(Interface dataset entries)
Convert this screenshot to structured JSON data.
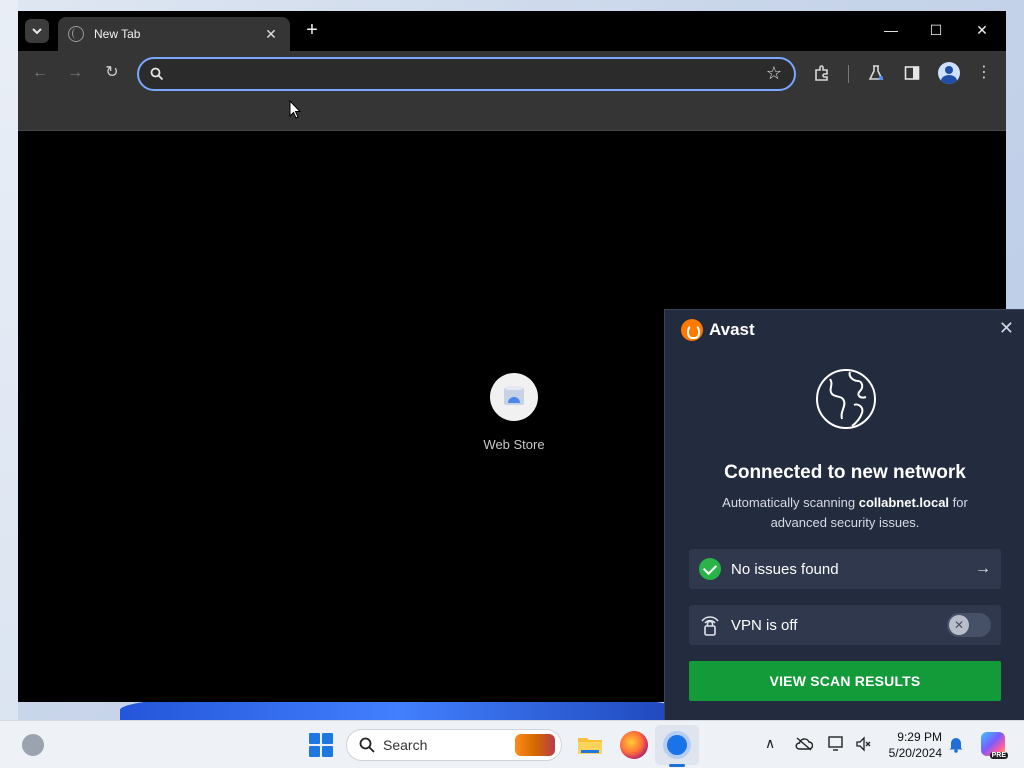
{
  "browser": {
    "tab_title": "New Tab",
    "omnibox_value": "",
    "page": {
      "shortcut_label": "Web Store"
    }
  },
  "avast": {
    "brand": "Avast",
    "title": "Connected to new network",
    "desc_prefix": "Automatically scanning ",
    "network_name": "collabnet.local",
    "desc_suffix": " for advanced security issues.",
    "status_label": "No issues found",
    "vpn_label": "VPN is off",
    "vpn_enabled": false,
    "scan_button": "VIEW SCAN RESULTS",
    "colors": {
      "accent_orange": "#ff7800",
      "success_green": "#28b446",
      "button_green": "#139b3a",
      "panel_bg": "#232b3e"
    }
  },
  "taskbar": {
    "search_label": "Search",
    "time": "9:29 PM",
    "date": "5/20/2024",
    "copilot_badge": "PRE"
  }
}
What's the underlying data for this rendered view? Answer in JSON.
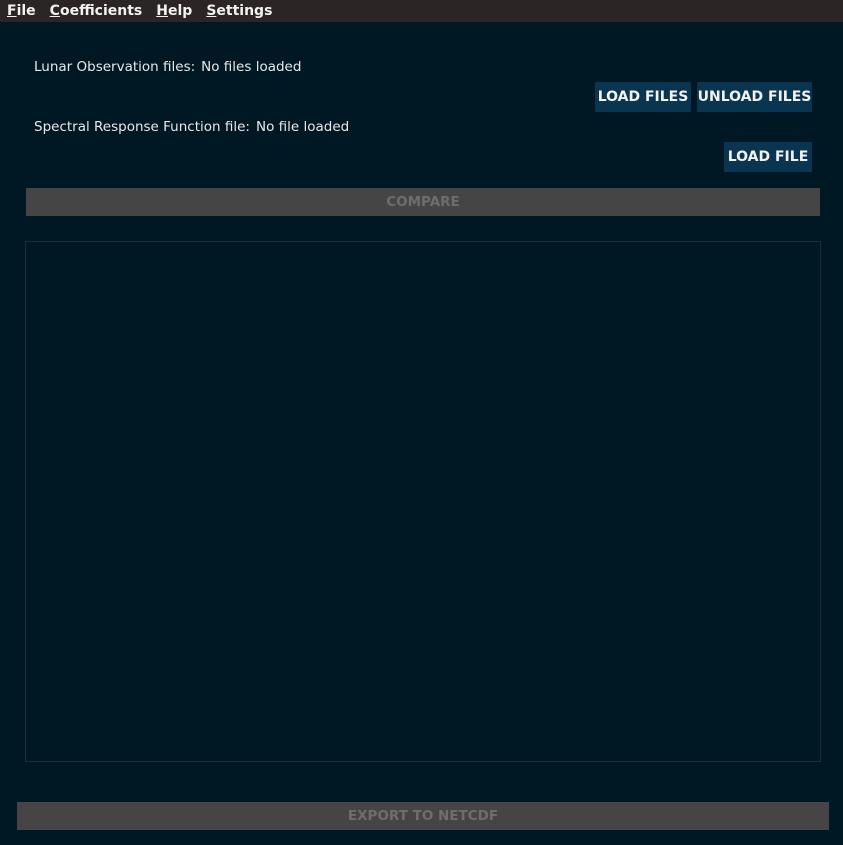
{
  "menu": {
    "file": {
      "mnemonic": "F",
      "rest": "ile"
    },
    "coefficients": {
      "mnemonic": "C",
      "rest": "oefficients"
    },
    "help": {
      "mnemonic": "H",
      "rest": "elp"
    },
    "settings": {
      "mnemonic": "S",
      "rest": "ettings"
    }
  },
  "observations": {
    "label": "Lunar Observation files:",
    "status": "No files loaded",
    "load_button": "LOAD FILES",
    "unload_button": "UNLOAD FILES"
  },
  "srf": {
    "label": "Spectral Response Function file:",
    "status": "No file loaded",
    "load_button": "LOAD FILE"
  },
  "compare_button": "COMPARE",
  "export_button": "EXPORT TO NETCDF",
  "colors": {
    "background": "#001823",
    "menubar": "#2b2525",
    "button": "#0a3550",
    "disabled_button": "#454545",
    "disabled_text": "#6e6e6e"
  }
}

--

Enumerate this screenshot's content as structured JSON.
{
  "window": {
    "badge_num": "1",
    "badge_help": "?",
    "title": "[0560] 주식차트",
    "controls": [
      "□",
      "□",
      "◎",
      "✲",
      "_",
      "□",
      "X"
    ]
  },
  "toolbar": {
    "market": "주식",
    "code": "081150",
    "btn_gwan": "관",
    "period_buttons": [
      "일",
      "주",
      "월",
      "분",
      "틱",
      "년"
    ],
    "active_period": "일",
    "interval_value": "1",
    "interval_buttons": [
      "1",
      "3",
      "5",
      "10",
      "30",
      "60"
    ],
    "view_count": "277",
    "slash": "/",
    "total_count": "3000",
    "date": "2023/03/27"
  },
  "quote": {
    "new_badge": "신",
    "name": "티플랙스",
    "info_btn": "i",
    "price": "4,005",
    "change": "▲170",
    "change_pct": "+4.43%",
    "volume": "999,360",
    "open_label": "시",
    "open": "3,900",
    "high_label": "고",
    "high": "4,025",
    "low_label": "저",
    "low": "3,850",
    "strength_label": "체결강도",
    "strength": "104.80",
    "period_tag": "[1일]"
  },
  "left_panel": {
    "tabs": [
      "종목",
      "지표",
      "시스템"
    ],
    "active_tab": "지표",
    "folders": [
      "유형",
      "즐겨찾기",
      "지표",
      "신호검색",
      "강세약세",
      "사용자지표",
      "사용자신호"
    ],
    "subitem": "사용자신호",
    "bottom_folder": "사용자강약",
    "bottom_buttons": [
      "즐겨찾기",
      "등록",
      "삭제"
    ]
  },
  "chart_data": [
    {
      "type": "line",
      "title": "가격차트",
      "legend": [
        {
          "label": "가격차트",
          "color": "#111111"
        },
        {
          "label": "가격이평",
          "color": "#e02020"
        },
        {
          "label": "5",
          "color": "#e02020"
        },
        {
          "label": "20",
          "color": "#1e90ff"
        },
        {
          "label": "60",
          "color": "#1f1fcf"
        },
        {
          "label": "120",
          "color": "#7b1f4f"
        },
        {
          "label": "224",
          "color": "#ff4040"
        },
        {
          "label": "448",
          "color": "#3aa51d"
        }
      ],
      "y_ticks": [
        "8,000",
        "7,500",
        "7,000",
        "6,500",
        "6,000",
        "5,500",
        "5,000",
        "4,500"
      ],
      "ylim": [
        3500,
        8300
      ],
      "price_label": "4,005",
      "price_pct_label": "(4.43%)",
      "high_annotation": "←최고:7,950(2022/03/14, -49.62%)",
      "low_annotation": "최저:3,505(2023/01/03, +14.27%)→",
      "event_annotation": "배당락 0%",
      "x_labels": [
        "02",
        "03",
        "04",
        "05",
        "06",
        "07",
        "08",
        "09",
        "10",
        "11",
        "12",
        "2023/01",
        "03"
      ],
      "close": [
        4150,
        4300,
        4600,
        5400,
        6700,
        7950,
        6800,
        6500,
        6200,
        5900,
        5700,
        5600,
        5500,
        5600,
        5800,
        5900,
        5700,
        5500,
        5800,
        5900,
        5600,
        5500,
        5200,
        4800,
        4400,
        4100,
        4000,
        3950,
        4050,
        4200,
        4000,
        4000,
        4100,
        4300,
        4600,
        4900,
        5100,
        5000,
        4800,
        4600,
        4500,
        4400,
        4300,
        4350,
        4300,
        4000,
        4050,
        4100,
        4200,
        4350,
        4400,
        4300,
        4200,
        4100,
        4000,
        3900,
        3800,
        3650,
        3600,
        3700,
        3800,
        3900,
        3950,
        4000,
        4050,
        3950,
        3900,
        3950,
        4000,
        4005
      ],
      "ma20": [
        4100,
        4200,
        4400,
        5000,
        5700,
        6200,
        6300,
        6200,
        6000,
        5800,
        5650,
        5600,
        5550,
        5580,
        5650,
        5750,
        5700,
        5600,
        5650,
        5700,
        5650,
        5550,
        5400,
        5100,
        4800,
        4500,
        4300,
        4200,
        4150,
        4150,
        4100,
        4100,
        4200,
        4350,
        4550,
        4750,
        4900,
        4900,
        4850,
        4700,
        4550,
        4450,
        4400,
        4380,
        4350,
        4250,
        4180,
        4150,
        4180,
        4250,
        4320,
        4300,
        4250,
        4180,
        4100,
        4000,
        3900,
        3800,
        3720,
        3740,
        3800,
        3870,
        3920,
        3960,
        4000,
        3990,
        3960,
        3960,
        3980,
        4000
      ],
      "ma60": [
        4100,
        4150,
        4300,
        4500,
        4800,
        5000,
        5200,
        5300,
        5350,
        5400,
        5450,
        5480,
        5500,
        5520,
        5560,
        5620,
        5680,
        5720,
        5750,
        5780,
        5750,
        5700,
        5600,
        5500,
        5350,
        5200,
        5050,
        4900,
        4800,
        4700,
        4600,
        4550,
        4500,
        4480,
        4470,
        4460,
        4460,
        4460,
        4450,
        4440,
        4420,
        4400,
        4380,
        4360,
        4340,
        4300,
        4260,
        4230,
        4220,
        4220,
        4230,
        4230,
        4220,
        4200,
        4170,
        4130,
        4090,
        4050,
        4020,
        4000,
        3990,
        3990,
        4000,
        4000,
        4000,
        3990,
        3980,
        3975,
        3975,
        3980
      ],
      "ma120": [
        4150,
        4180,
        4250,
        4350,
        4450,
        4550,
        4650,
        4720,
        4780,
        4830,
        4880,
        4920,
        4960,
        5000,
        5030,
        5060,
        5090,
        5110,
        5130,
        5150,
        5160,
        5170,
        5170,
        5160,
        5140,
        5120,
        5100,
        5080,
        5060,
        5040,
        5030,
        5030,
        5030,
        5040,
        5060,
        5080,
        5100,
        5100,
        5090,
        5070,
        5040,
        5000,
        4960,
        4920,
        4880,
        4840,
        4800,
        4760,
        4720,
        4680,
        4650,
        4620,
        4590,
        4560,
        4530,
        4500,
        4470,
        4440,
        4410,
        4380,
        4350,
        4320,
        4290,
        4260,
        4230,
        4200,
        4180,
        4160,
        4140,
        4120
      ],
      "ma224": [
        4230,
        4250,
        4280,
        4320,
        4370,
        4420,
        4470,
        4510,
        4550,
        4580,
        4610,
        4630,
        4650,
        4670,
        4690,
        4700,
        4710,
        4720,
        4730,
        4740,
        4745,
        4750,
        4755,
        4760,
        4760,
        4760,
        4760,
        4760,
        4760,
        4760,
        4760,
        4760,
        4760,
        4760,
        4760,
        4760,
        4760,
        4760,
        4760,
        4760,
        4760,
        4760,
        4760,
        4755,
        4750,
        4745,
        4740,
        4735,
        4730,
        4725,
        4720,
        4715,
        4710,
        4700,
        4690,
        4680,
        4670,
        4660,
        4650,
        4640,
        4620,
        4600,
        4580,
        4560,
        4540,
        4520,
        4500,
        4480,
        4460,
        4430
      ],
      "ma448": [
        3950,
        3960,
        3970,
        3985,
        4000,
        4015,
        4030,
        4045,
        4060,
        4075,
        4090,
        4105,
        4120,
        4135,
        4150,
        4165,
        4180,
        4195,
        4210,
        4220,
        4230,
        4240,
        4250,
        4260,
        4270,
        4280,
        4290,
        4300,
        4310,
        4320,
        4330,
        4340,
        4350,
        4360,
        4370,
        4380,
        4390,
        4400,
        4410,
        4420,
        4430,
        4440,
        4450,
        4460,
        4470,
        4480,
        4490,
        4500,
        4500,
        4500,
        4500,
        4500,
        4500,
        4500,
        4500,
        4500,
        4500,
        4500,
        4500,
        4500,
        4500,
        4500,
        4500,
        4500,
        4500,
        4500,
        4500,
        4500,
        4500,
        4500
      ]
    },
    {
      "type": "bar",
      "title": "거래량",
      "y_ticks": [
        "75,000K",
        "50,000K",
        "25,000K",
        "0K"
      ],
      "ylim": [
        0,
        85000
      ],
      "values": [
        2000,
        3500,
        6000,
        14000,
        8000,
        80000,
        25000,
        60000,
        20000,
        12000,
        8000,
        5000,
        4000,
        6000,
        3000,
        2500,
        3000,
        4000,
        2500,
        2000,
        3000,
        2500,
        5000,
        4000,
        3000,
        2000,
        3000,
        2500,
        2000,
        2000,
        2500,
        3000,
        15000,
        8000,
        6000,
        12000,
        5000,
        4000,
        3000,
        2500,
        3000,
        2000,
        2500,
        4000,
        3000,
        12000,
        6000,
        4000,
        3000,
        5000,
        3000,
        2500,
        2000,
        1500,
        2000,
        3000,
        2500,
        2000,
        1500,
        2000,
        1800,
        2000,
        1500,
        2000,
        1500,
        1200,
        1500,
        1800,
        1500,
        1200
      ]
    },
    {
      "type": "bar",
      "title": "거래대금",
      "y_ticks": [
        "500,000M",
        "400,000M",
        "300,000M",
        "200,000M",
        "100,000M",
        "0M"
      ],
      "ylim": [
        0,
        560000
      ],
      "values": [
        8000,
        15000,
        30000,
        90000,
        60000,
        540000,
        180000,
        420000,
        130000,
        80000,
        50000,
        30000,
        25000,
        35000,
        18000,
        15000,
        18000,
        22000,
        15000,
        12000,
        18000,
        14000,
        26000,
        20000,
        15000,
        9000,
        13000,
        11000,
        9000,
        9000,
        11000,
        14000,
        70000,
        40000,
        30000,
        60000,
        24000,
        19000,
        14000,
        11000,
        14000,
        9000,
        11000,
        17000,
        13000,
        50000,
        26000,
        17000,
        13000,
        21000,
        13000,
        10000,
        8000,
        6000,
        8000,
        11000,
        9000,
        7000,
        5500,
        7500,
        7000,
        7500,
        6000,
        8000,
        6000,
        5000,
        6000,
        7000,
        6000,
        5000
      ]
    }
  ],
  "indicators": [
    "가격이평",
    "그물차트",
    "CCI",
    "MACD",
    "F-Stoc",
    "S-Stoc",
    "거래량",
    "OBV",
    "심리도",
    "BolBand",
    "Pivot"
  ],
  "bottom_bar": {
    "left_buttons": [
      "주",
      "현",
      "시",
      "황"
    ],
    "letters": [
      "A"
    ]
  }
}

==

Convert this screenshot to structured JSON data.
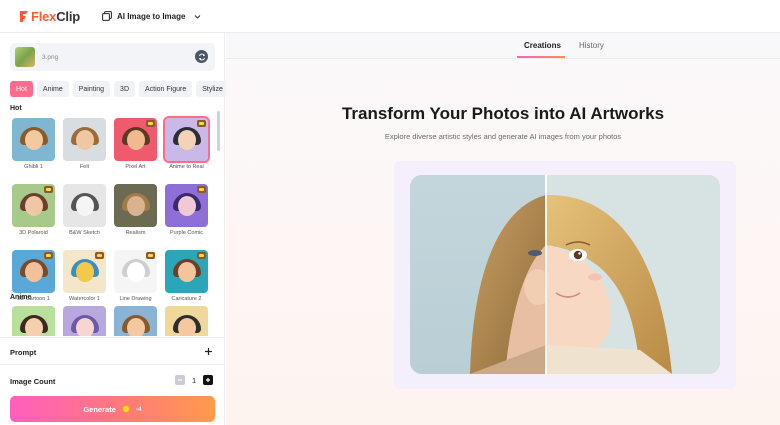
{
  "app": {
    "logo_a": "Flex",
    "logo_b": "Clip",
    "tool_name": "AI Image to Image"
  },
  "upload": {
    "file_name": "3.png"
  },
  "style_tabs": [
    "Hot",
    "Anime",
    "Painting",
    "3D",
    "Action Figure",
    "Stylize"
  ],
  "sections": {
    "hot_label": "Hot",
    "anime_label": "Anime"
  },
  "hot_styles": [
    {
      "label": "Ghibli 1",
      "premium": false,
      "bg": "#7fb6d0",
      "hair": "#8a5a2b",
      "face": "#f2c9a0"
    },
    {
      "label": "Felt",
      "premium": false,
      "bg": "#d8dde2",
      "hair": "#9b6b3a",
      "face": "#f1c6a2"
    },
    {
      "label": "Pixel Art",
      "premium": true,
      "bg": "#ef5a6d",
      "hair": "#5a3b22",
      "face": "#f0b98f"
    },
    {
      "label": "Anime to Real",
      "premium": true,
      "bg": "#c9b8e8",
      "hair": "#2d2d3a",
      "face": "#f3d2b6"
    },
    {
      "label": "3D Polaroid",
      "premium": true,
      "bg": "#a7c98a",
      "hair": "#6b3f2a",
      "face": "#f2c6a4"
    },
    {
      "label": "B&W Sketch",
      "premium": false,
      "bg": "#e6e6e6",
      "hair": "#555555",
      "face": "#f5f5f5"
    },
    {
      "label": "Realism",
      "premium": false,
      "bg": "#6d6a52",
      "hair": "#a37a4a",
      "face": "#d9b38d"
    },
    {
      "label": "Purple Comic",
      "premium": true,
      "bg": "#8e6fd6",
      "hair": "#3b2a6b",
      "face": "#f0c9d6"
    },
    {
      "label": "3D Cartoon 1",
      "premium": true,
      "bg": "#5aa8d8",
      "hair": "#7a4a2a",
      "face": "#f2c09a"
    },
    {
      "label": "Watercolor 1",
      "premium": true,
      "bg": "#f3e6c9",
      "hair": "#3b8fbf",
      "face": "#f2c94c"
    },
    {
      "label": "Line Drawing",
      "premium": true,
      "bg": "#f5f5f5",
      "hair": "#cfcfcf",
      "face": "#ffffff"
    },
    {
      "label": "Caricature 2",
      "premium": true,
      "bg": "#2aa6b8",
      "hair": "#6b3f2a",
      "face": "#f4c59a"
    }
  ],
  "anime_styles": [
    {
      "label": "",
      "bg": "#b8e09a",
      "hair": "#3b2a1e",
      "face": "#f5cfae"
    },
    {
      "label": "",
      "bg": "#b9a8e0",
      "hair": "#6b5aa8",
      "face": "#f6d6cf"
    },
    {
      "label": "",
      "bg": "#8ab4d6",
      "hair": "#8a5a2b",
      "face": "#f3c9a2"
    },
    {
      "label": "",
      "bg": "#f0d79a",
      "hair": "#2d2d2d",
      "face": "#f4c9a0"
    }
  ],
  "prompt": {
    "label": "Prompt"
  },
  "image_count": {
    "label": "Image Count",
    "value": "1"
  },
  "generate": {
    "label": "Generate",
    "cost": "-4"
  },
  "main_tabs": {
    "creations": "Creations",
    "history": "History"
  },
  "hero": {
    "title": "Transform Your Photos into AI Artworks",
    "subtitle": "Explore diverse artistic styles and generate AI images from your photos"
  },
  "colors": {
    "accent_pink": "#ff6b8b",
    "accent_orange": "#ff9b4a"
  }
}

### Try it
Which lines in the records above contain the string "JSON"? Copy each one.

### Answer to this problem
Convert this screenshot to structured JSON data.
What's the underlying data for this rendered view? Answer in JSON.
Enumerate this screenshot's content as structured JSON.
Convert this screenshot to structured JSON data.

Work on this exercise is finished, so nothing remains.